What is expected =>
Please find the lines in the entries below that contain the word "state", and copy each one.

[Opening Data extract section]

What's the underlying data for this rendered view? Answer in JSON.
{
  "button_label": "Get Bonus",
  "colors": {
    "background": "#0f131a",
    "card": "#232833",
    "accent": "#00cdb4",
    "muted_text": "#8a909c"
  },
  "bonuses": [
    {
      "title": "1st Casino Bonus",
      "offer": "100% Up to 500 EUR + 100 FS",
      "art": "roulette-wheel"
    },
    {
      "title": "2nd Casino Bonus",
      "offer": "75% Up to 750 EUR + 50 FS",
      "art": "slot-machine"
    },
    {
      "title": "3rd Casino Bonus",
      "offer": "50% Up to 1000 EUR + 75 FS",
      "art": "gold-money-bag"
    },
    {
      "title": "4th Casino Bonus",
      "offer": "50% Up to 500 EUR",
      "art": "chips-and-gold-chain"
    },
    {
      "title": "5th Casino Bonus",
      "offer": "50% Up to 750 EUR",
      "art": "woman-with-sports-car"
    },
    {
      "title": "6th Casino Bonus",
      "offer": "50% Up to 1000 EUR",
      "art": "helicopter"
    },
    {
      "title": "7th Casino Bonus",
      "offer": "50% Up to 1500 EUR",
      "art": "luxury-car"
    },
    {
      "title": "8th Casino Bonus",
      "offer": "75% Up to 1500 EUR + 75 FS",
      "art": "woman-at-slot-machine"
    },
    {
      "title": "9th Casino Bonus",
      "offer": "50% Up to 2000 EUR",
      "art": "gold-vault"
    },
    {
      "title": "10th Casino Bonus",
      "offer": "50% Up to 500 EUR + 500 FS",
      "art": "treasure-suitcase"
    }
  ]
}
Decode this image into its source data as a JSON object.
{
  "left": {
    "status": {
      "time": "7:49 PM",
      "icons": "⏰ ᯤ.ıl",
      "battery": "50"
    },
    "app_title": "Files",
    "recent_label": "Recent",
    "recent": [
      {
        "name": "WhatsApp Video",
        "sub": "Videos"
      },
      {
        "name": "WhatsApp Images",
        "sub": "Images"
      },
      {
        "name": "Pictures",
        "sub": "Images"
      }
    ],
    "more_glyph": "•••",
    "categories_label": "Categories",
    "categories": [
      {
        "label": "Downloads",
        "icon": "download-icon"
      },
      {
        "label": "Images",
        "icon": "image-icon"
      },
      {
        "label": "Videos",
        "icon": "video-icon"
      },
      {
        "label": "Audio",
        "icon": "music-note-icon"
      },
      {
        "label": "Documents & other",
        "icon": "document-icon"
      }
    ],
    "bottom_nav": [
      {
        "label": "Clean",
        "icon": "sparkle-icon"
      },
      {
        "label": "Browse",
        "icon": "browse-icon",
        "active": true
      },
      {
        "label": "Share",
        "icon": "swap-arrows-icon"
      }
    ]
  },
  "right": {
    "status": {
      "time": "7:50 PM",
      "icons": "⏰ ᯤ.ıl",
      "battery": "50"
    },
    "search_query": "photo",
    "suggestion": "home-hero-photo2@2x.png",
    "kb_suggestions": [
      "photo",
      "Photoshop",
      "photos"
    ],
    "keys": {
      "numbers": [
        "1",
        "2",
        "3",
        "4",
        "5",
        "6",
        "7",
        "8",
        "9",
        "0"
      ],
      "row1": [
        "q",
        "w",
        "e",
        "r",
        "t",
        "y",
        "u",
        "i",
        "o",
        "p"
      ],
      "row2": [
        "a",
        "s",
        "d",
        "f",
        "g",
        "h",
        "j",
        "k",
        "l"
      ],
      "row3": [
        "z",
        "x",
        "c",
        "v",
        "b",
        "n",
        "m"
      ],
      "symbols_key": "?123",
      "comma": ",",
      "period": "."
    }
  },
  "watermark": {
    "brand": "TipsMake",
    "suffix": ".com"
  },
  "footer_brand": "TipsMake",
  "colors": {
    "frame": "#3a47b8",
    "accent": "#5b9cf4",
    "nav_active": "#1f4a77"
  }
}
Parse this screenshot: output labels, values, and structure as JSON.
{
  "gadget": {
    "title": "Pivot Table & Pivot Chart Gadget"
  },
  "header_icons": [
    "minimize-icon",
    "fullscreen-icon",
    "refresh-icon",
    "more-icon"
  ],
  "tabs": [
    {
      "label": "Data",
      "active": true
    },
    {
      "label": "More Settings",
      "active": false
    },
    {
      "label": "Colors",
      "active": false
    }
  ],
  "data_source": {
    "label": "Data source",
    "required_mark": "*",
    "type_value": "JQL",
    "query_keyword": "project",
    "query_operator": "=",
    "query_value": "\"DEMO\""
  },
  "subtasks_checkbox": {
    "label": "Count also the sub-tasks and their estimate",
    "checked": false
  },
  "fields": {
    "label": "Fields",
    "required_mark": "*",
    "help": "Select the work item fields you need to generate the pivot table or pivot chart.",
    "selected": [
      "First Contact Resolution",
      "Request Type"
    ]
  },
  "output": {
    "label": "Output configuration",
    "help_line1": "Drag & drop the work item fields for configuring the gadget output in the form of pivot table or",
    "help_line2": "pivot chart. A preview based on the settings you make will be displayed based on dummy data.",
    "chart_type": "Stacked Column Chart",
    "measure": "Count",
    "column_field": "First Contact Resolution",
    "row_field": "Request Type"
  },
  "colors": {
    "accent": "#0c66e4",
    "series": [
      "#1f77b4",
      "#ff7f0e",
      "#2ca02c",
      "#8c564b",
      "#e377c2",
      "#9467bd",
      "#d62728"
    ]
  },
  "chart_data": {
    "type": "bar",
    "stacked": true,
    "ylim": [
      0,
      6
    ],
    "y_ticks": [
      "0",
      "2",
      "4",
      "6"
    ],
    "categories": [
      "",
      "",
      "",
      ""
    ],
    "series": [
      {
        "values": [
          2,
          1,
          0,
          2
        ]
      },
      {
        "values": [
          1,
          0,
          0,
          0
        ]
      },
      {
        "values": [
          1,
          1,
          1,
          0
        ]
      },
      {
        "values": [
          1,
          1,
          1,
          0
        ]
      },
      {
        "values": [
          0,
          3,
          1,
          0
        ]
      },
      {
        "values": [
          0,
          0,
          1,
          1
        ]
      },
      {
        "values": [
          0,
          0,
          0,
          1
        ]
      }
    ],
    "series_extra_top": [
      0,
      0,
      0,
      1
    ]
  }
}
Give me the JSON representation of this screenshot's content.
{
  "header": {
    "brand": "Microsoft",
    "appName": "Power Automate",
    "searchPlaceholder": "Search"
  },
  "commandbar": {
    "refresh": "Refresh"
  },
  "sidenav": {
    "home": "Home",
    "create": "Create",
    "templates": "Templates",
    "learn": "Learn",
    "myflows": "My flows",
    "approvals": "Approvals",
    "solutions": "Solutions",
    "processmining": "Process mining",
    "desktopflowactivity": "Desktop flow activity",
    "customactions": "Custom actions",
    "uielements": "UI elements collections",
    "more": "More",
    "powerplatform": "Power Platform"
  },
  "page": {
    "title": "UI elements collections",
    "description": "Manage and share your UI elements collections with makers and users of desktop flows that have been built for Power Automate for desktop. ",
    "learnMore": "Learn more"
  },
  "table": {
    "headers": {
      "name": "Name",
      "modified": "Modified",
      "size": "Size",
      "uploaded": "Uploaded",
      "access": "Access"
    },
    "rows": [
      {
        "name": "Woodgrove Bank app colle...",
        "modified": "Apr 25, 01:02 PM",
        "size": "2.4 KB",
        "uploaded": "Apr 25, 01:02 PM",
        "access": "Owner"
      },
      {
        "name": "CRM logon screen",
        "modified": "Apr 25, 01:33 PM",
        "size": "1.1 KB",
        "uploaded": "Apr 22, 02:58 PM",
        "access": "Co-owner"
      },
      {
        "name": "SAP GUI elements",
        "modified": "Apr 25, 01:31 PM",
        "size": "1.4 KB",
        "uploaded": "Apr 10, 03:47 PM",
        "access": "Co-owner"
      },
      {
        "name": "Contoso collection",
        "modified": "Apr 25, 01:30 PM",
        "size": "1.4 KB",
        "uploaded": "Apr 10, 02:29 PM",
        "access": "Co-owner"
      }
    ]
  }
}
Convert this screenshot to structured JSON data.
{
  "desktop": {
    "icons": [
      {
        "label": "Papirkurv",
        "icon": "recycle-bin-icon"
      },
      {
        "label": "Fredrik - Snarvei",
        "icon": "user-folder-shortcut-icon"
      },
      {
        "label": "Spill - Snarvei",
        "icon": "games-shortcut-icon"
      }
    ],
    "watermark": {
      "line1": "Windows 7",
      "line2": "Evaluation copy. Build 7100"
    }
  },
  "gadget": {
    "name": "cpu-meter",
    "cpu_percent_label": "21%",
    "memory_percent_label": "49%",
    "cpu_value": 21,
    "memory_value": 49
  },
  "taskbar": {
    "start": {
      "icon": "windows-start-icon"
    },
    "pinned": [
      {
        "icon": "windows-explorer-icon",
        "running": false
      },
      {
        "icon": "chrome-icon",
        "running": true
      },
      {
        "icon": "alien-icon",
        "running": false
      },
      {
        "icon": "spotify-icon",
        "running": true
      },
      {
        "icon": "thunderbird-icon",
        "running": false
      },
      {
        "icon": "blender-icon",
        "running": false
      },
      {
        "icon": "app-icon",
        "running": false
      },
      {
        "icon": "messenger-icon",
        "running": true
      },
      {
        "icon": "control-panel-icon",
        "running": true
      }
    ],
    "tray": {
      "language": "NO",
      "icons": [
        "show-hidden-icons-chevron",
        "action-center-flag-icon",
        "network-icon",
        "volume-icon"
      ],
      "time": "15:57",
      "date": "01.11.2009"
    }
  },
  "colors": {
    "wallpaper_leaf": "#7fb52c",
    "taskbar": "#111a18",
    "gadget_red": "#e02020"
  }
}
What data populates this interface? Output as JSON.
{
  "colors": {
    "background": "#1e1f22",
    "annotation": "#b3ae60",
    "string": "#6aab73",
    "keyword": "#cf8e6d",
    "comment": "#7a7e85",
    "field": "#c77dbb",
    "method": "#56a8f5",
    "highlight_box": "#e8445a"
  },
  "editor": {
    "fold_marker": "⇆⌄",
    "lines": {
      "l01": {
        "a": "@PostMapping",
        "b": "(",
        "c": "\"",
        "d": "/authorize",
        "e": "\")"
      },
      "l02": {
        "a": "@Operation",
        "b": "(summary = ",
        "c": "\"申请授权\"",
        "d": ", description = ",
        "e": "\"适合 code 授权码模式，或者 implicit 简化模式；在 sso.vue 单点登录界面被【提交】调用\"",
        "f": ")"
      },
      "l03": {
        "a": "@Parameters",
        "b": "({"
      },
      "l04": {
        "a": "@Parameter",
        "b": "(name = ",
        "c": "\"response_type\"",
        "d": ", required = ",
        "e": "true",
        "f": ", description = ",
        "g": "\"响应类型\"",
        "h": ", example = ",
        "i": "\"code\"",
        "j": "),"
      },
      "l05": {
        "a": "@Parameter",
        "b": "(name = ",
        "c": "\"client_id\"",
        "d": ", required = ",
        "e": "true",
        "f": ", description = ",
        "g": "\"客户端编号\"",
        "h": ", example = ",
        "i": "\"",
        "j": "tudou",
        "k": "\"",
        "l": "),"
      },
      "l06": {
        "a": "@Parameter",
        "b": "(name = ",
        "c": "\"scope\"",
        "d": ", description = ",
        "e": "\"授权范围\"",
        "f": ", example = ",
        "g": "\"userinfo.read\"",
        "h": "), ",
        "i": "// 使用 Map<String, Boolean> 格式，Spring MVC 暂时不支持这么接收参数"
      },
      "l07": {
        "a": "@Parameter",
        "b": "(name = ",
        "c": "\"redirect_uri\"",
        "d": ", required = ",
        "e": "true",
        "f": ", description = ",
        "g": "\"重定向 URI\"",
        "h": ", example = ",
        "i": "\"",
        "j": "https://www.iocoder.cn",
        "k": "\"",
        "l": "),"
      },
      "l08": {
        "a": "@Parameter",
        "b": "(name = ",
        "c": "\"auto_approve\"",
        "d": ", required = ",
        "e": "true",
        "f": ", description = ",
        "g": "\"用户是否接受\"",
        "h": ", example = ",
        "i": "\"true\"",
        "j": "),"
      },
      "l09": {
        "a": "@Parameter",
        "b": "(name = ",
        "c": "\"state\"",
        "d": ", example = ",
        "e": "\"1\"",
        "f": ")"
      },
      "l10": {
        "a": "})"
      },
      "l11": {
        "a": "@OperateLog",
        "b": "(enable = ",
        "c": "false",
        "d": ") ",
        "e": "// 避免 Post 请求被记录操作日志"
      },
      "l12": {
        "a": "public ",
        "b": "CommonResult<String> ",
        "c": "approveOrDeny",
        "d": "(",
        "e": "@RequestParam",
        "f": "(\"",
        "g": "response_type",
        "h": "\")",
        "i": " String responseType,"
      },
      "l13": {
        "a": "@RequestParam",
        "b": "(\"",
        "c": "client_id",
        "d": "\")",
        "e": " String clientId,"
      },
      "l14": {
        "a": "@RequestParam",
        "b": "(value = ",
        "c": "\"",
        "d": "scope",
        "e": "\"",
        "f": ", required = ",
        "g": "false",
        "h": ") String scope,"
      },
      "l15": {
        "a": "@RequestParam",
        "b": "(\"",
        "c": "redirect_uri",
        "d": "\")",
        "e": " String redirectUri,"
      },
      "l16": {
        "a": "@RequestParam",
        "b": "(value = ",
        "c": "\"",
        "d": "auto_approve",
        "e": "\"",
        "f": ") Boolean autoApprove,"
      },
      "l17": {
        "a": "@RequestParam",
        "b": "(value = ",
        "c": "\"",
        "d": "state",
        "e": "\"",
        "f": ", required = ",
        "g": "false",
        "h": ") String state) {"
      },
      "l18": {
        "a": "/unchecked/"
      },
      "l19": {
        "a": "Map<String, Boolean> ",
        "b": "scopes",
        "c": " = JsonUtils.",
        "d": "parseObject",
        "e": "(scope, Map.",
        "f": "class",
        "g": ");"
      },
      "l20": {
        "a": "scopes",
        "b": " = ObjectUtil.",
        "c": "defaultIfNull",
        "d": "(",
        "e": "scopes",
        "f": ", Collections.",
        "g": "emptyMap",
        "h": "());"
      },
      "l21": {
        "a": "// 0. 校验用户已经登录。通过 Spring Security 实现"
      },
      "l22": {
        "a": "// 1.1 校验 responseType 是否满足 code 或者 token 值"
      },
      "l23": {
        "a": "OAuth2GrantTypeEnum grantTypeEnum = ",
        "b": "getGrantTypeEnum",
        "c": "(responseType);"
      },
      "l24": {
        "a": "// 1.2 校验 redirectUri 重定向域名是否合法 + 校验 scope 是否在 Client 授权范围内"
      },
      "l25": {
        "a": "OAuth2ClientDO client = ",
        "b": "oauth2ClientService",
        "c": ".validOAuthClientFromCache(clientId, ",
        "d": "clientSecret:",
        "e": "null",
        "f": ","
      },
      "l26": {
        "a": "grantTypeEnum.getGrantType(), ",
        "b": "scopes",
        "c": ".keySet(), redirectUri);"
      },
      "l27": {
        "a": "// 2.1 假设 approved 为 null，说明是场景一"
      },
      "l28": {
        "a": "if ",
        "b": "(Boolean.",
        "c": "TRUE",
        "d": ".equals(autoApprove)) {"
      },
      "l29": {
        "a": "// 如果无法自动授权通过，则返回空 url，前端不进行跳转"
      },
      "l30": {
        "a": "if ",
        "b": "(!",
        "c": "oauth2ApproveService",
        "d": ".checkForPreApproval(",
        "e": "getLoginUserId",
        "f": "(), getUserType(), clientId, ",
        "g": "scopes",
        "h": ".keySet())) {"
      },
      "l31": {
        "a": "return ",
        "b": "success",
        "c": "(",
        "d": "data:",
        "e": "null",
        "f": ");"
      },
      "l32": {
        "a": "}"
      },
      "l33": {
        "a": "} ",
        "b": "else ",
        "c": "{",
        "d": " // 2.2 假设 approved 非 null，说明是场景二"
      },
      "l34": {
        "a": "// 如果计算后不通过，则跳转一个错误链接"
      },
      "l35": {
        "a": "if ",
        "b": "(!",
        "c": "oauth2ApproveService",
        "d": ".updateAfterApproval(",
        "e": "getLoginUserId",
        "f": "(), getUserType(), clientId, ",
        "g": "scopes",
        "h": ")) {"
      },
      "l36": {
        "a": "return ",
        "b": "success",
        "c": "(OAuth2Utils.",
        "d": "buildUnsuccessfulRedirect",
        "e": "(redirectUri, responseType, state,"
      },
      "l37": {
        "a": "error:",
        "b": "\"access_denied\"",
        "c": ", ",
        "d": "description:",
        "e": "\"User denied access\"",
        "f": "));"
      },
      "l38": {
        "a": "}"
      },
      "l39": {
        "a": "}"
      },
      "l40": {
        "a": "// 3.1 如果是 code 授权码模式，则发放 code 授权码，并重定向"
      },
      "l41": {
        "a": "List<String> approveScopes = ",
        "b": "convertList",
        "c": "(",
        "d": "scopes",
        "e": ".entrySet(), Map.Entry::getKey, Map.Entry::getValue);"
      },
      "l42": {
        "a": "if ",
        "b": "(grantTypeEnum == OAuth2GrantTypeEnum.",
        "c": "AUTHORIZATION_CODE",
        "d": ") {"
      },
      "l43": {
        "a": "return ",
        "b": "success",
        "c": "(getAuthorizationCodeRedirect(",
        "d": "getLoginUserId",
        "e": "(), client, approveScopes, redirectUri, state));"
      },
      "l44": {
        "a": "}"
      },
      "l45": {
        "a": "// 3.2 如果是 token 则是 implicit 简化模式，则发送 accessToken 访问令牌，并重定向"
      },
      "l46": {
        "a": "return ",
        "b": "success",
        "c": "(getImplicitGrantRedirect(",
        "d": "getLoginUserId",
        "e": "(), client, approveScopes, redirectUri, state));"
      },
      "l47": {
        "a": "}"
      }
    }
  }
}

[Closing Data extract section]

Reply =>
        "c": "\"state\"",
        "d": "state",
        "h": ") String state) {"
        "e": "(redirectUri, responseType, state,"
        "e": "(), client, approveScopes, redirectUri, state));"
        "e": "(), client, approveScopes, redirectUri, state));"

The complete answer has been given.